▶ **Task details**
With pictures removed, the data below should be returned exactly.

▶ **Supplied material**
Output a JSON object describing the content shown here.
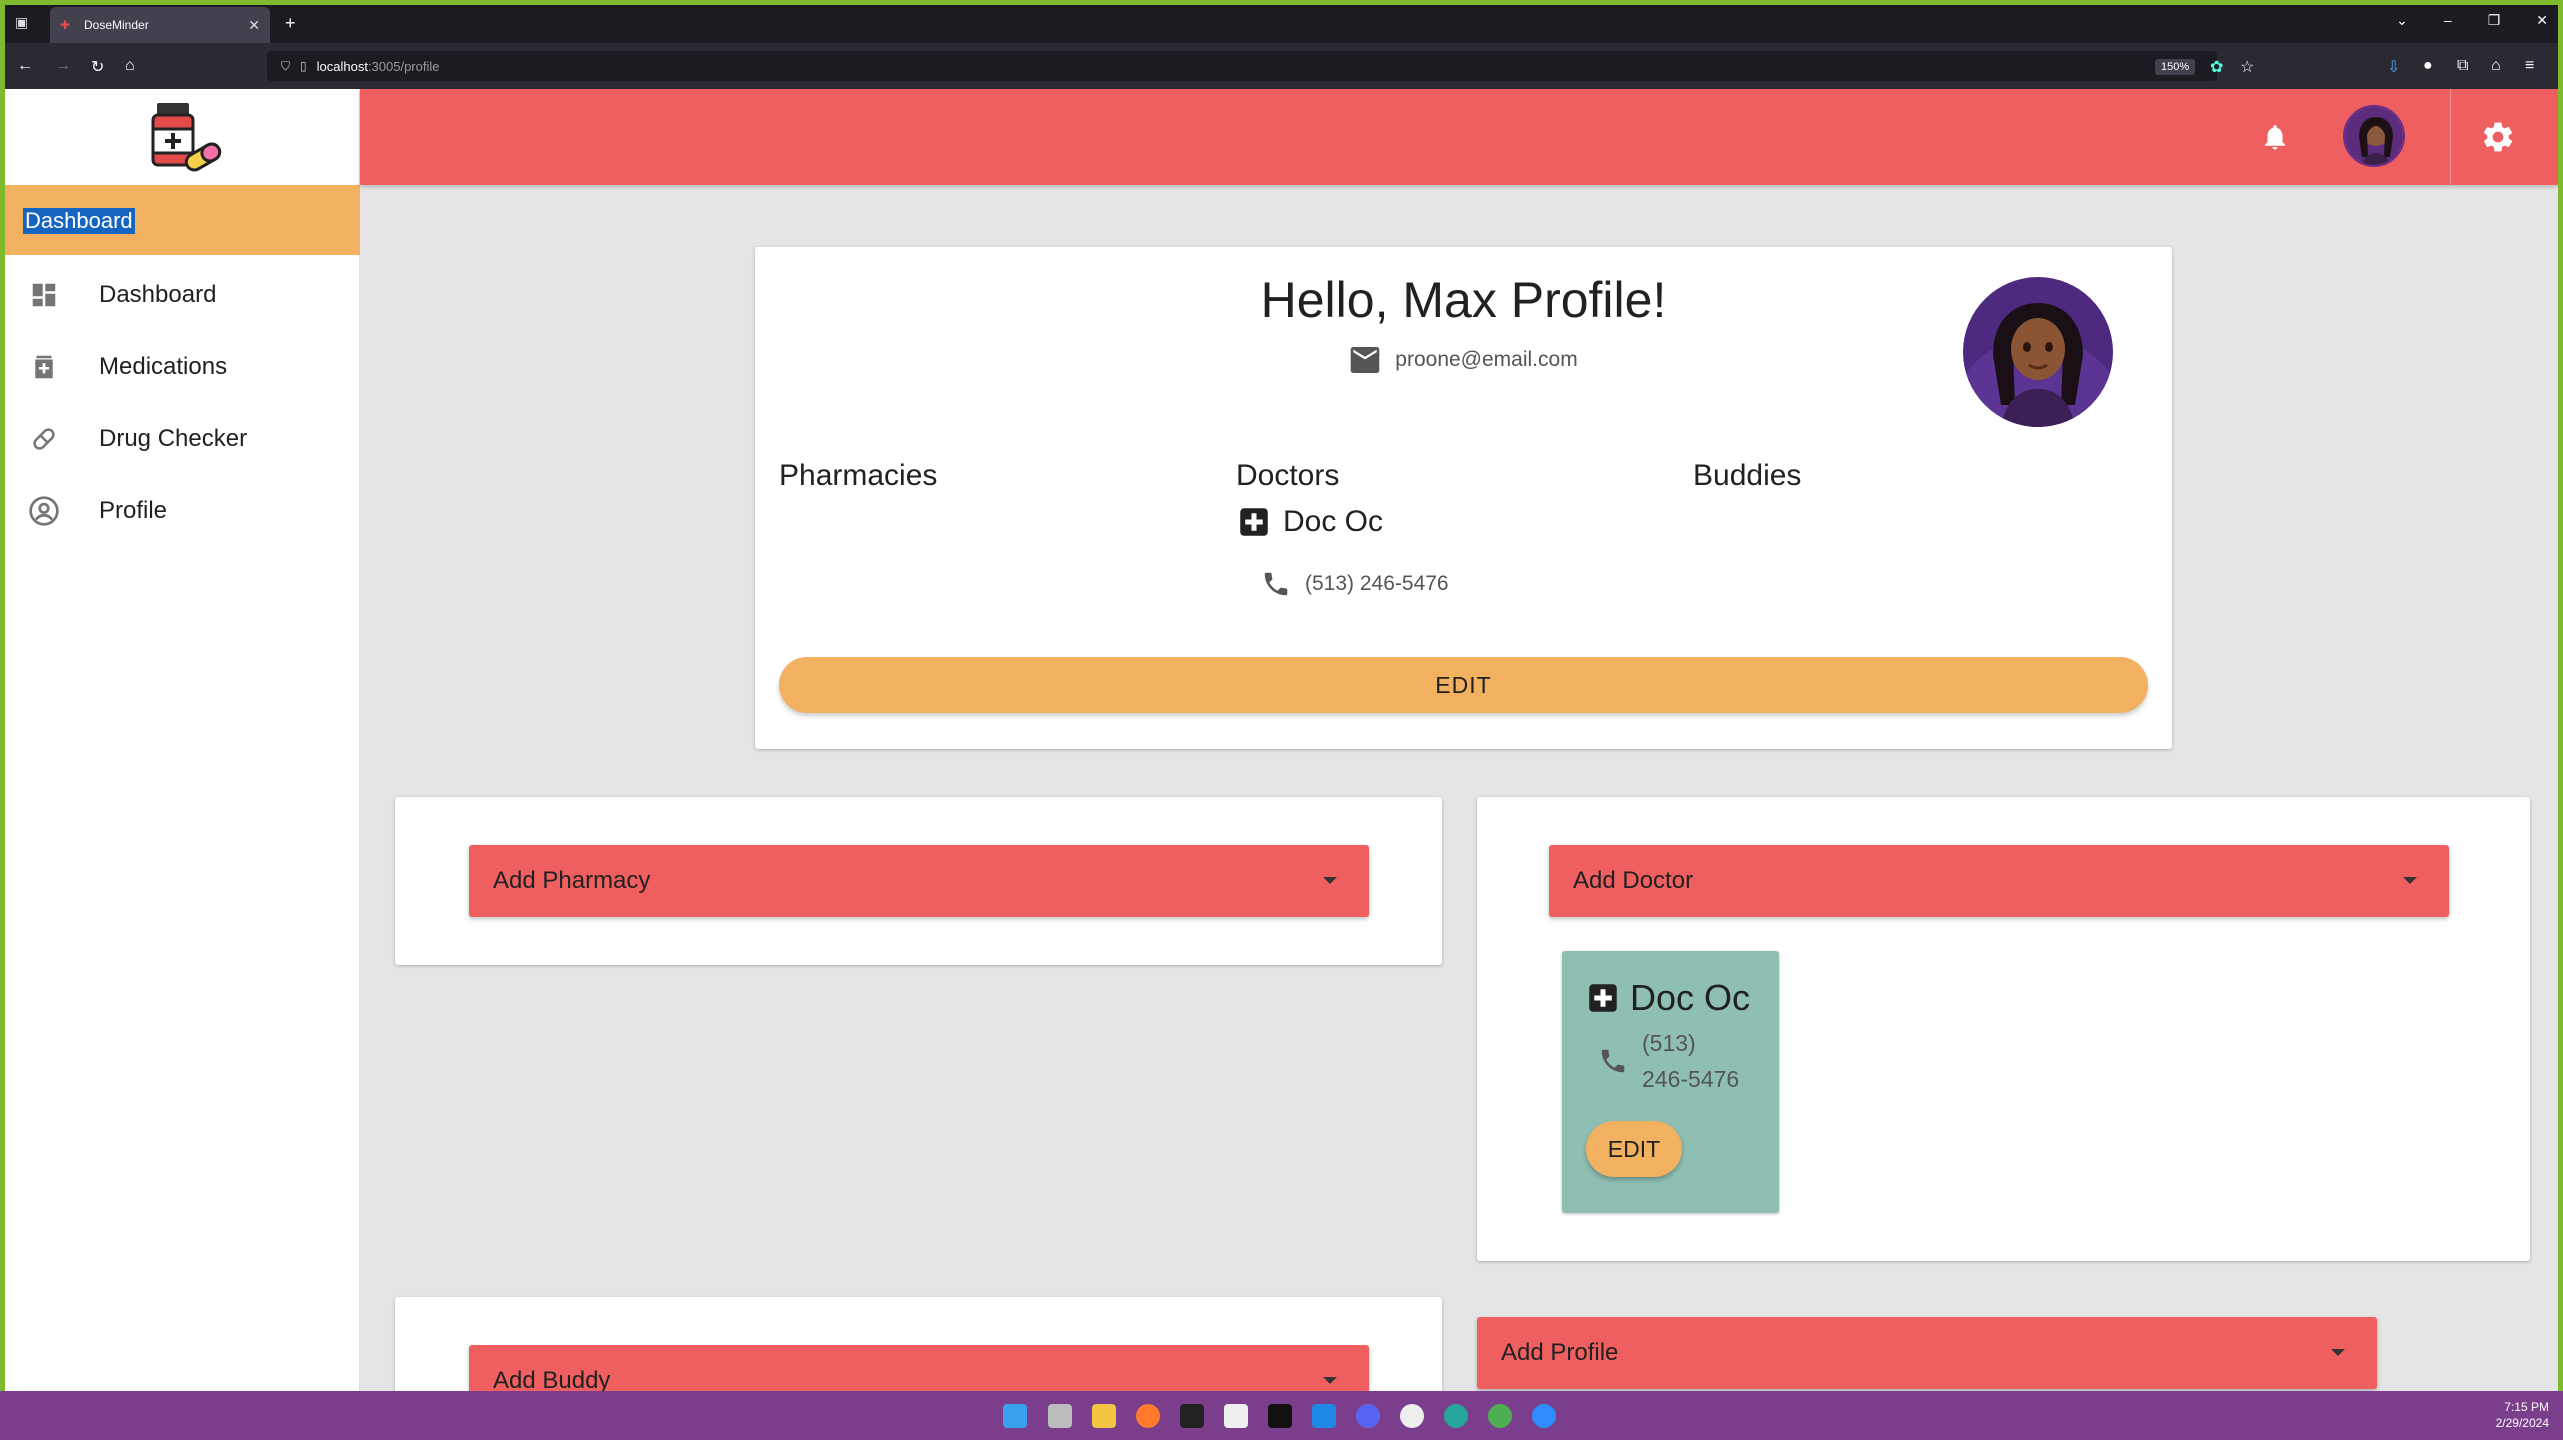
{
  "browser": {
    "tab_title": "DoseMinder",
    "url_host": "localhost",
    "url_path": ":3005/profile",
    "zoom": "150%"
  },
  "sidebar": {
    "active_label": "Dashboard",
    "items": [
      {
        "label": "Dashboard",
        "icon": "dashboard-icon"
      },
      {
        "label": "Medications",
        "icon": "medication-icon"
      },
      {
        "label": "Drug Checker",
        "icon": "pill-icon"
      },
      {
        "label": "Profile",
        "icon": "account-circle-icon"
      }
    ]
  },
  "profile": {
    "greeting": "Hello, Max Profile!",
    "email": "proone@email.com",
    "pharmacies_title": "Pharmacies",
    "doctors_title": "Doctors",
    "buddies_title": "Buddies",
    "doctor_name": "Doc Oc",
    "doctor_phone": "(513) 246-5476",
    "edit_label": "EDIT"
  },
  "add_pharmacy": {
    "label": "Add Pharmacy"
  },
  "add_doctor": {
    "label": "Add Doctor"
  },
  "doctor_card": {
    "name": "Doc Oc",
    "phone_line1": "(513)",
    "phone_line2": "246-5476",
    "edit_label": "EDIT"
  },
  "add_buddy": {
    "label": "Add Buddy"
  },
  "add_profile": {
    "label": "Add Profile"
  },
  "taskbar": {
    "time": "7:15 PM",
    "date": "2/29/2024"
  },
  "colors": {
    "header": "#ef5f5f",
    "accent": "#f2b160",
    "doctor_card": "#8fbfb3"
  }
}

▶ **Solution to the problem**
Output a JSON object describing the content shown here.
{
  "browser": {
    "tab_title": "DoseMinder",
    "url_host": "localhost",
    "url_path": ":3005/profile",
    "zoom": "150%"
  },
  "sidebar": {
    "active_label": "Dashboard",
    "items": [
      {
        "label": "Dashboard",
        "icon": "dashboard-icon"
      },
      {
        "label": "Medications",
        "icon": "medication-icon"
      },
      {
        "label": "Drug Checker",
        "icon": "pill-icon"
      },
      {
        "label": "Profile",
        "icon": "account-circle-icon"
      }
    ]
  },
  "profile": {
    "greeting": "Hello, Max Profile!",
    "email": "proone@email.com",
    "pharmacies_title": "Pharmacies",
    "doctors_title": "Doctors",
    "buddies_title": "Buddies",
    "doctor_name": "Doc Oc",
    "doctor_phone": "(513) 246-5476",
    "edit_label": "EDIT"
  },
  "add_pharmacy": {
    "label": "Add Pharmacy"
  },
  "add_doctor": {
    "label": "Add Doctor"
  },
  "doctor_card": {
    "name": "Doc Oc",
    "phone_line1": "(513)",
    "phone_line2": "246-5476",
    "edit_label": "EDIT"
  },
  "add_buddy": {
    "label": "Add Buddy"
  },
  "add_profile": {
    "label": "Add Profile"
  },
  "taskbar": {
    "time": "7:15 PM",
    "date": "2/29/2024"
  },
  "colors": {
    "header": "#ef5f5f",
    "accent": "#f2b160",
    "doctor_card": "#8fbfb3"
  }
}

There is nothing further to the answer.